● The records
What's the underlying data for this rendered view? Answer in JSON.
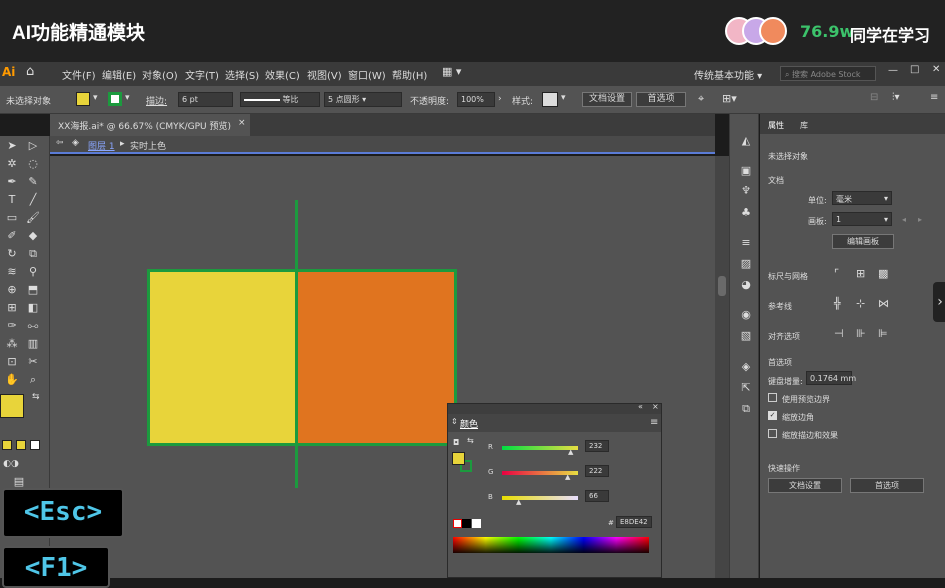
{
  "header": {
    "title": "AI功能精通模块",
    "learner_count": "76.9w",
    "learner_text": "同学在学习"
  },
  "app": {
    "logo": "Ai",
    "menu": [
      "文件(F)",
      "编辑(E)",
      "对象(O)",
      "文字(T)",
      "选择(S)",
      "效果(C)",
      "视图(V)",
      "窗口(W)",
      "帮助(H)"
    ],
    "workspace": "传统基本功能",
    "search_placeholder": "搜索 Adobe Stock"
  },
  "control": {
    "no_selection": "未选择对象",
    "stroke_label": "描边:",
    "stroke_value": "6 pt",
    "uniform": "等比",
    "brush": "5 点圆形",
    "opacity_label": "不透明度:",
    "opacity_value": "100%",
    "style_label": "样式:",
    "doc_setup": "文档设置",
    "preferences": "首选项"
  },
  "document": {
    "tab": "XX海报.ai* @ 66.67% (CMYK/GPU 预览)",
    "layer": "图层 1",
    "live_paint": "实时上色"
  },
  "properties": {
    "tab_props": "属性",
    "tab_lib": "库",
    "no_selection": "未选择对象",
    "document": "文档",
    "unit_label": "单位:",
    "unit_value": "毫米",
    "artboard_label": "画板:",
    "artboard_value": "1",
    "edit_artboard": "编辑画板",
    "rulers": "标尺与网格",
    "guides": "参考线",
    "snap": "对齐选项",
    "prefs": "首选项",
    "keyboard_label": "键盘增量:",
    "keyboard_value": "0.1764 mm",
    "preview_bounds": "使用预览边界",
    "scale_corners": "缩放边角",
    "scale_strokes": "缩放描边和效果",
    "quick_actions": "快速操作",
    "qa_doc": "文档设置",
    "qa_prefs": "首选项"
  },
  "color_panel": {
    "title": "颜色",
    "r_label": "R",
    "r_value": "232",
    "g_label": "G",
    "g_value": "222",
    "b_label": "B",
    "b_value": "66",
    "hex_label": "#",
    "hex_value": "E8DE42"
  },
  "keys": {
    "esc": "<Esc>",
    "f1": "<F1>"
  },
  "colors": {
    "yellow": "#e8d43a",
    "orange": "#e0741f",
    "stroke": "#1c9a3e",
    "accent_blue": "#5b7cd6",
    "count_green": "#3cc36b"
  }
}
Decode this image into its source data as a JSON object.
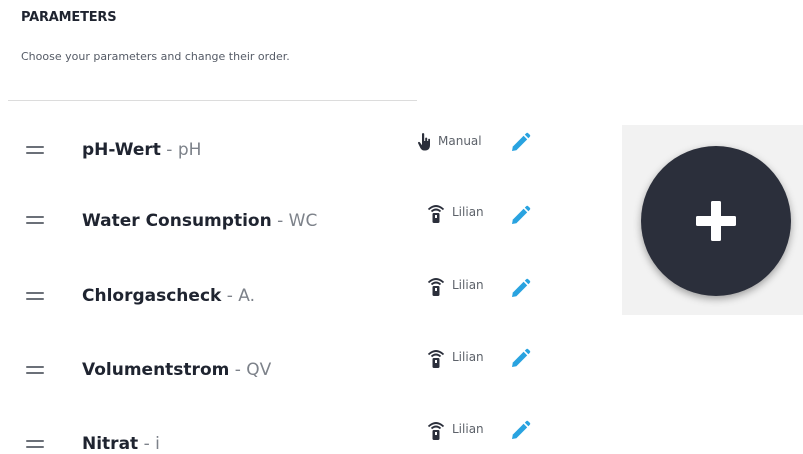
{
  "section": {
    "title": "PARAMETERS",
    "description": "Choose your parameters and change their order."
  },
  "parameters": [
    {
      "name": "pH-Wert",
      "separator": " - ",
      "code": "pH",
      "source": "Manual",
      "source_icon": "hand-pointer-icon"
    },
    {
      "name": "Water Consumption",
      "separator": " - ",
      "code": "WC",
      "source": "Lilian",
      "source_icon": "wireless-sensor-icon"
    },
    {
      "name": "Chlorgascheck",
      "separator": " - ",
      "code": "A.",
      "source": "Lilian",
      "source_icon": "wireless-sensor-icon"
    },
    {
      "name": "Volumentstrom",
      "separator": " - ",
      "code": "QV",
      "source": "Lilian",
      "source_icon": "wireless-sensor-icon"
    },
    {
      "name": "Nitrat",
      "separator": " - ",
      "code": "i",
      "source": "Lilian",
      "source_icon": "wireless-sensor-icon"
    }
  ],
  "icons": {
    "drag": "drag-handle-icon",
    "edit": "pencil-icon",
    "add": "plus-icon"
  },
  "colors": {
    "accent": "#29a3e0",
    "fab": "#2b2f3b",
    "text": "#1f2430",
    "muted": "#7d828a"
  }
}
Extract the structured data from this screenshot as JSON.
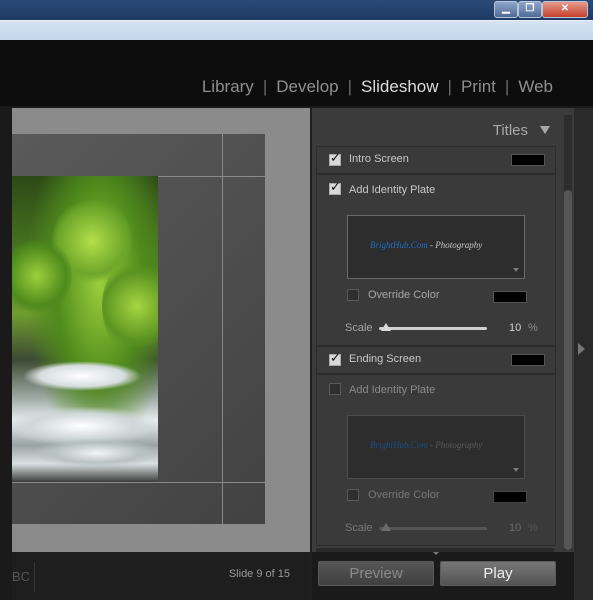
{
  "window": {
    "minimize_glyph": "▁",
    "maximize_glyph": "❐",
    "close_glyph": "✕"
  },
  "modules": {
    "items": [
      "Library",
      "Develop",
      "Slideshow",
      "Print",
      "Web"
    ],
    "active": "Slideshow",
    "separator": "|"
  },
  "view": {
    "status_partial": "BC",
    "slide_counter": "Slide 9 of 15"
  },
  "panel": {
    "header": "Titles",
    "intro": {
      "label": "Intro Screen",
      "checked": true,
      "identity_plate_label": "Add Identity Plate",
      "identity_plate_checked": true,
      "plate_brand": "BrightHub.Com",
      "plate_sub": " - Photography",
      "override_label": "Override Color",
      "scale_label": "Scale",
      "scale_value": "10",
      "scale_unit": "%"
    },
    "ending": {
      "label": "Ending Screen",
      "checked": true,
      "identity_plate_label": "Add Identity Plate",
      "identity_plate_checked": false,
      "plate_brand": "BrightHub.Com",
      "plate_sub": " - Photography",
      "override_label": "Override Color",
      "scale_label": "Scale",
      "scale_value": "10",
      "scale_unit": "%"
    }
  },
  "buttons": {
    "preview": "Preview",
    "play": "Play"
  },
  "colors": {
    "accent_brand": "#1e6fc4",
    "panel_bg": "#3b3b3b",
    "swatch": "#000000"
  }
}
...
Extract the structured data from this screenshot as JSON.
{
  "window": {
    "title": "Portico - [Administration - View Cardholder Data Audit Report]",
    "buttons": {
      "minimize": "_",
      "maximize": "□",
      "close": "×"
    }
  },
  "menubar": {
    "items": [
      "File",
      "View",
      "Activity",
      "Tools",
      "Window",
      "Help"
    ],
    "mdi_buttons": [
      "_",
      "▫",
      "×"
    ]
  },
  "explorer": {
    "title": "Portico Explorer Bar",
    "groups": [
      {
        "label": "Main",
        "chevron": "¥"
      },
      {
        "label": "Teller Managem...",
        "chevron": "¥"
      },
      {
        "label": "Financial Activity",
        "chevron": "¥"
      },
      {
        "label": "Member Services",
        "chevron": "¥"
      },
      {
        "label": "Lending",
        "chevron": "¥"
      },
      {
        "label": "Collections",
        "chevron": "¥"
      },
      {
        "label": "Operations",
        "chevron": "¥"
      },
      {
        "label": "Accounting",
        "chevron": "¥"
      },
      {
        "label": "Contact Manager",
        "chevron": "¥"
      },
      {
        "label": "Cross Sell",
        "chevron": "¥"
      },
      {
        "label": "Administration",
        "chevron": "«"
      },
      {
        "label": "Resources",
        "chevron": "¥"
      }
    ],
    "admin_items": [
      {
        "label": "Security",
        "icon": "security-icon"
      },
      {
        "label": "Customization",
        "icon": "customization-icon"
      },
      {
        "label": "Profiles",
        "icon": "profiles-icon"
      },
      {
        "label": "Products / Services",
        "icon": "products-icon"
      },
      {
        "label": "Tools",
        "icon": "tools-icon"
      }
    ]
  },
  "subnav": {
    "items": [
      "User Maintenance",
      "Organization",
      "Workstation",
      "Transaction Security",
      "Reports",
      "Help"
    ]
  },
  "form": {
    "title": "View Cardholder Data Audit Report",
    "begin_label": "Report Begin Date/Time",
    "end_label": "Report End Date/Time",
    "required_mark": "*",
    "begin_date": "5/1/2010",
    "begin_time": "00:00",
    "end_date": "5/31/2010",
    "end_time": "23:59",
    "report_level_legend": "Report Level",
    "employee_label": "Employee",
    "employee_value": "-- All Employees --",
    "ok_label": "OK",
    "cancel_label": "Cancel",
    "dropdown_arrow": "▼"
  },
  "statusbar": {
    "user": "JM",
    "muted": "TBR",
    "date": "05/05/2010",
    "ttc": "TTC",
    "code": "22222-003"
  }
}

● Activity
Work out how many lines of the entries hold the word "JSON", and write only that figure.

● Solution
4